(Data under study begins)
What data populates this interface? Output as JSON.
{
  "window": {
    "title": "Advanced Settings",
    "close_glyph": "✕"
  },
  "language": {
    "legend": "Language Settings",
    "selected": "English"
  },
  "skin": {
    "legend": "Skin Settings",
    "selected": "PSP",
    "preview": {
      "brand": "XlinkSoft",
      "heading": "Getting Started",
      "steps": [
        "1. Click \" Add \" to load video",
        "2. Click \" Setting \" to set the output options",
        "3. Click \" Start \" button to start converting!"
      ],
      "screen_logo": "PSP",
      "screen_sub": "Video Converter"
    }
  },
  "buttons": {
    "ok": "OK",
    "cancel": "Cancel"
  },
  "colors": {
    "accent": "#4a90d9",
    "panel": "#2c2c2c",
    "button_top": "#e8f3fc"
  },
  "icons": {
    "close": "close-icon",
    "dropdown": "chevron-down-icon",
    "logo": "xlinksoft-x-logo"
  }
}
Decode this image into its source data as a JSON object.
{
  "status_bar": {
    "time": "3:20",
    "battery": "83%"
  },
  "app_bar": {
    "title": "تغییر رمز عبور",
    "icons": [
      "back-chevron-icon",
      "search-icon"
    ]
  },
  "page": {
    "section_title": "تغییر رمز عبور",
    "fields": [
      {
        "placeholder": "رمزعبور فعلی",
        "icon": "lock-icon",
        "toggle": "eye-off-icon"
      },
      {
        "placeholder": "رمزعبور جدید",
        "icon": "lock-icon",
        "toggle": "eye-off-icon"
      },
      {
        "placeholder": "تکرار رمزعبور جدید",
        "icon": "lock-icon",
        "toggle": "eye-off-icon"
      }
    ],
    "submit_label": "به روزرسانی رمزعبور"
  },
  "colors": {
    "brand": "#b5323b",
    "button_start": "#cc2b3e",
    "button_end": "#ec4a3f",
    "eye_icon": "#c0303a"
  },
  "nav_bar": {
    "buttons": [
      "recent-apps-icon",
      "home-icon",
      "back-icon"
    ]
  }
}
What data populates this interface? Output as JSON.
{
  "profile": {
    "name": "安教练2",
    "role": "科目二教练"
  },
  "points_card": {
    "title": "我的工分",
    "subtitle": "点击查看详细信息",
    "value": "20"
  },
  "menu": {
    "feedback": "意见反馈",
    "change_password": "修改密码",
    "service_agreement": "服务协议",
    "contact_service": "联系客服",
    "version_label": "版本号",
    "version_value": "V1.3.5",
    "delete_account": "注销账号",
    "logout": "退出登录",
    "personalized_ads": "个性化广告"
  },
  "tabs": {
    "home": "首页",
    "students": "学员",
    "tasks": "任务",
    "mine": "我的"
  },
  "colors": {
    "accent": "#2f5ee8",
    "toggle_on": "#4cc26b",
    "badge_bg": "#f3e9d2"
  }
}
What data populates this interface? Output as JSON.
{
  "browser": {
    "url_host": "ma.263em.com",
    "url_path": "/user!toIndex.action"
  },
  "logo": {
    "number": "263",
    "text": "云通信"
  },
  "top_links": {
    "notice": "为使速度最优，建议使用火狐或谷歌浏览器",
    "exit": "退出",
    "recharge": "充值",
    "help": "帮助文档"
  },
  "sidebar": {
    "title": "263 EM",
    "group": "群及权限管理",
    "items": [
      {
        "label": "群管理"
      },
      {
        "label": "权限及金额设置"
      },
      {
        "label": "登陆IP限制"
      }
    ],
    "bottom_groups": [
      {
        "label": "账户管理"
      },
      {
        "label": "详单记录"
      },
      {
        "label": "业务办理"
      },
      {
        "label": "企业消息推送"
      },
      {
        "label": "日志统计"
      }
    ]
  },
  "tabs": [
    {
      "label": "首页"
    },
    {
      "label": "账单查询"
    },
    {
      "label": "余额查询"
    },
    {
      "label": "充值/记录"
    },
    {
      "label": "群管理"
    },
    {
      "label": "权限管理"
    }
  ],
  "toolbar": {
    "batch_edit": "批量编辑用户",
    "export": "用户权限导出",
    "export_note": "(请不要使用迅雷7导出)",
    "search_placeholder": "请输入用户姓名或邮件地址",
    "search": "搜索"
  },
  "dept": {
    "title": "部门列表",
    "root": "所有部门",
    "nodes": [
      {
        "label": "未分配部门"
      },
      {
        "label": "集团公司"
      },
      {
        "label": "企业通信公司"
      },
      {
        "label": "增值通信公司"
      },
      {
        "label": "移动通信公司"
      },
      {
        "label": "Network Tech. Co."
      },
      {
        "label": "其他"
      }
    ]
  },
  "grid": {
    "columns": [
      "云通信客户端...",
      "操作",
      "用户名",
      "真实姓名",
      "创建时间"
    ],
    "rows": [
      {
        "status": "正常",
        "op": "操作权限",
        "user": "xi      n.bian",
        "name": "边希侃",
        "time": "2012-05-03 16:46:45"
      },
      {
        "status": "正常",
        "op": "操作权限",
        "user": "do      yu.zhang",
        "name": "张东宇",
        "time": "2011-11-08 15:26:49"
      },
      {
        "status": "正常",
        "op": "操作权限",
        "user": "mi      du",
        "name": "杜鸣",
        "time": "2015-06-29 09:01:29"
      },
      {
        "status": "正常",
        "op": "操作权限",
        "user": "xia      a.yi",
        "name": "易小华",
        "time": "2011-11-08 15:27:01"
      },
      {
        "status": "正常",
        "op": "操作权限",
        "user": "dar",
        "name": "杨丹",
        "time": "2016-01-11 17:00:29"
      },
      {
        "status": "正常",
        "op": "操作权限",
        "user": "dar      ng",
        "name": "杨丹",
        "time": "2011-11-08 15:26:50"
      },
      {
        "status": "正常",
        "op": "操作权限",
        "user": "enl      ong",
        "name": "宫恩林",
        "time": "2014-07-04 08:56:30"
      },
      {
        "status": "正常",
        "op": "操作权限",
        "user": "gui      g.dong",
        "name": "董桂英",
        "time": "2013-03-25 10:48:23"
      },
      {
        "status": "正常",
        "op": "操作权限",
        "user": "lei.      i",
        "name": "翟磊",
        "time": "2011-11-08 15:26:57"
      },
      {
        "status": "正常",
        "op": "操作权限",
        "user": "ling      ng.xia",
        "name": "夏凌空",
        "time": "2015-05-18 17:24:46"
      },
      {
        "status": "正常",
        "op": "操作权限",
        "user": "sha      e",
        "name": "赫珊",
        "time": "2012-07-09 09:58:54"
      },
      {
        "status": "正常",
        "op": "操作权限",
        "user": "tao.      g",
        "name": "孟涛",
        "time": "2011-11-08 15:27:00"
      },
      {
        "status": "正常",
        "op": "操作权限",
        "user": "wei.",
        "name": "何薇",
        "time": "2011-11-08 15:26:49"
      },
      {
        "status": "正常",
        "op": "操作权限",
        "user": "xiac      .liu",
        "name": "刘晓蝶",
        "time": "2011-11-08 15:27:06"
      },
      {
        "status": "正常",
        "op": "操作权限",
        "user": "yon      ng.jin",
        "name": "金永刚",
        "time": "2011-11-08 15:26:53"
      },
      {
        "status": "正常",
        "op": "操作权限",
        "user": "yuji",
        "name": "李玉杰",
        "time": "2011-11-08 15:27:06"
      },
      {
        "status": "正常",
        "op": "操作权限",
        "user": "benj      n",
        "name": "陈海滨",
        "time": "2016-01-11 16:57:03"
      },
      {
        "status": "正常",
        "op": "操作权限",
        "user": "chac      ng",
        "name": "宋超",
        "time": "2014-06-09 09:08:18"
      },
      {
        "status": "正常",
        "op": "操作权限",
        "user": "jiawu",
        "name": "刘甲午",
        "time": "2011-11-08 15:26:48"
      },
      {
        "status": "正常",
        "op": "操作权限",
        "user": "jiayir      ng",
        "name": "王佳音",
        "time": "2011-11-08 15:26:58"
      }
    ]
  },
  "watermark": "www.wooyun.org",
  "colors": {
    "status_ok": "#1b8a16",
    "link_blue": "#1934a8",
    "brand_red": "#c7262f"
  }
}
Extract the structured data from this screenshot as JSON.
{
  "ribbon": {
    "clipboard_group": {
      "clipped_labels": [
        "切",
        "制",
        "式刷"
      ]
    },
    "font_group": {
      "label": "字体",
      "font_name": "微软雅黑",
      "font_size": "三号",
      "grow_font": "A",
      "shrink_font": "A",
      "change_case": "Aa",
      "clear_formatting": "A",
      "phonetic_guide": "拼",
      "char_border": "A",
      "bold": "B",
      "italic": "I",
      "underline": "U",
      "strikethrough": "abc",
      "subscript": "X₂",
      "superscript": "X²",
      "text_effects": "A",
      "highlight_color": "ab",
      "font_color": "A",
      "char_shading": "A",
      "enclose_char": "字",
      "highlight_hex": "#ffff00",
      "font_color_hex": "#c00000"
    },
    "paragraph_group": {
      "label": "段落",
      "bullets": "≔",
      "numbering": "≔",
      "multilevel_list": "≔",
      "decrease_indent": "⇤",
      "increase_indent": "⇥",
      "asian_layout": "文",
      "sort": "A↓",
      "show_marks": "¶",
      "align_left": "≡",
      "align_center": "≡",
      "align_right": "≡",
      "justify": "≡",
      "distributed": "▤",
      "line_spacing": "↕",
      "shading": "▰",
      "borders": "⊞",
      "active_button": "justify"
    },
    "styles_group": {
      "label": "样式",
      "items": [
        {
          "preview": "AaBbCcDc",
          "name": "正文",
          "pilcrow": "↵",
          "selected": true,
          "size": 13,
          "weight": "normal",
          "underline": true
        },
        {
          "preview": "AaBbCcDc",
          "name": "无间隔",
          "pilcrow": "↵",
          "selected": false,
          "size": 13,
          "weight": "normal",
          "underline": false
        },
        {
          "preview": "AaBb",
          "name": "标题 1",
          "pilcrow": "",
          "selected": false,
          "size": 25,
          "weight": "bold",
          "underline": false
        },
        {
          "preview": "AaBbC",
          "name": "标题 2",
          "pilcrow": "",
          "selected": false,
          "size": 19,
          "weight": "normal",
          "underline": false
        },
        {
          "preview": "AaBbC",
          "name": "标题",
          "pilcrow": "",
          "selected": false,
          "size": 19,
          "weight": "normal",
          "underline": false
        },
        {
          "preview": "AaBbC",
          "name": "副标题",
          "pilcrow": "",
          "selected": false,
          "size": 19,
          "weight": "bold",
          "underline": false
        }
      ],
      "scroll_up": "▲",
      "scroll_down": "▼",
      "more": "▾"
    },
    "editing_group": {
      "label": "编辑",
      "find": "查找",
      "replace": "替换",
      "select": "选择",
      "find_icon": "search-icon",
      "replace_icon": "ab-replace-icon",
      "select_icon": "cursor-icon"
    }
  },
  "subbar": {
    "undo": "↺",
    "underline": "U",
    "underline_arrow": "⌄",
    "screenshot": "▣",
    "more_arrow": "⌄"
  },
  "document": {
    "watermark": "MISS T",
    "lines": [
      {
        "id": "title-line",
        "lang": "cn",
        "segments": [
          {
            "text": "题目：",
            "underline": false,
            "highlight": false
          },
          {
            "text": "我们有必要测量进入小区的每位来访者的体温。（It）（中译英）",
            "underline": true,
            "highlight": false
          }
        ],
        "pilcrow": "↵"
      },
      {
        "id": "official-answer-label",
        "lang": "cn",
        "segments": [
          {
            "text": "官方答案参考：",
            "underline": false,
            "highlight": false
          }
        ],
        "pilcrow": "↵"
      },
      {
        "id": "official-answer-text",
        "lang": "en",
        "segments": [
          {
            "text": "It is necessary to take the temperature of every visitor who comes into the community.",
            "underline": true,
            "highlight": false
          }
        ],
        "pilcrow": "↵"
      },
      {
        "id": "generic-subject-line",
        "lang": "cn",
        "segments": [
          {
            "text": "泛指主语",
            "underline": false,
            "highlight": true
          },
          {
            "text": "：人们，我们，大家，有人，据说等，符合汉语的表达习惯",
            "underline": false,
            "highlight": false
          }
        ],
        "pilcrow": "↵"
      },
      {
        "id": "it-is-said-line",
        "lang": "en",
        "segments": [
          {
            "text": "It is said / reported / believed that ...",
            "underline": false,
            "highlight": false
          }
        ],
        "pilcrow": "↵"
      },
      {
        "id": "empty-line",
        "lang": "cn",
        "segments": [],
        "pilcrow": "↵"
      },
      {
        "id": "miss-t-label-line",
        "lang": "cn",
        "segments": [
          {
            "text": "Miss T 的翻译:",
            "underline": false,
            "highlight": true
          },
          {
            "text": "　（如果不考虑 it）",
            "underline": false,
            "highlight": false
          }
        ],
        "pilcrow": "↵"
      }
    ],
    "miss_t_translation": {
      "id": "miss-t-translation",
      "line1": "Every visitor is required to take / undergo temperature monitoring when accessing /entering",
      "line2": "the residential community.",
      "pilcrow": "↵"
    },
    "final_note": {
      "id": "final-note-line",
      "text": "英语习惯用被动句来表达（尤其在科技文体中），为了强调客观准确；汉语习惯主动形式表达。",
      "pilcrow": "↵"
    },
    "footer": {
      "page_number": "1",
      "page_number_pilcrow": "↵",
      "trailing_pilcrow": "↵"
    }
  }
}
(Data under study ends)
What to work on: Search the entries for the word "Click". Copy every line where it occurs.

Exercise solution:
        "1. Click \" Add \" to load video",
        "2. Click \" Setting \" to set the output options",
        "3. Click \" Start \" button to start converting!"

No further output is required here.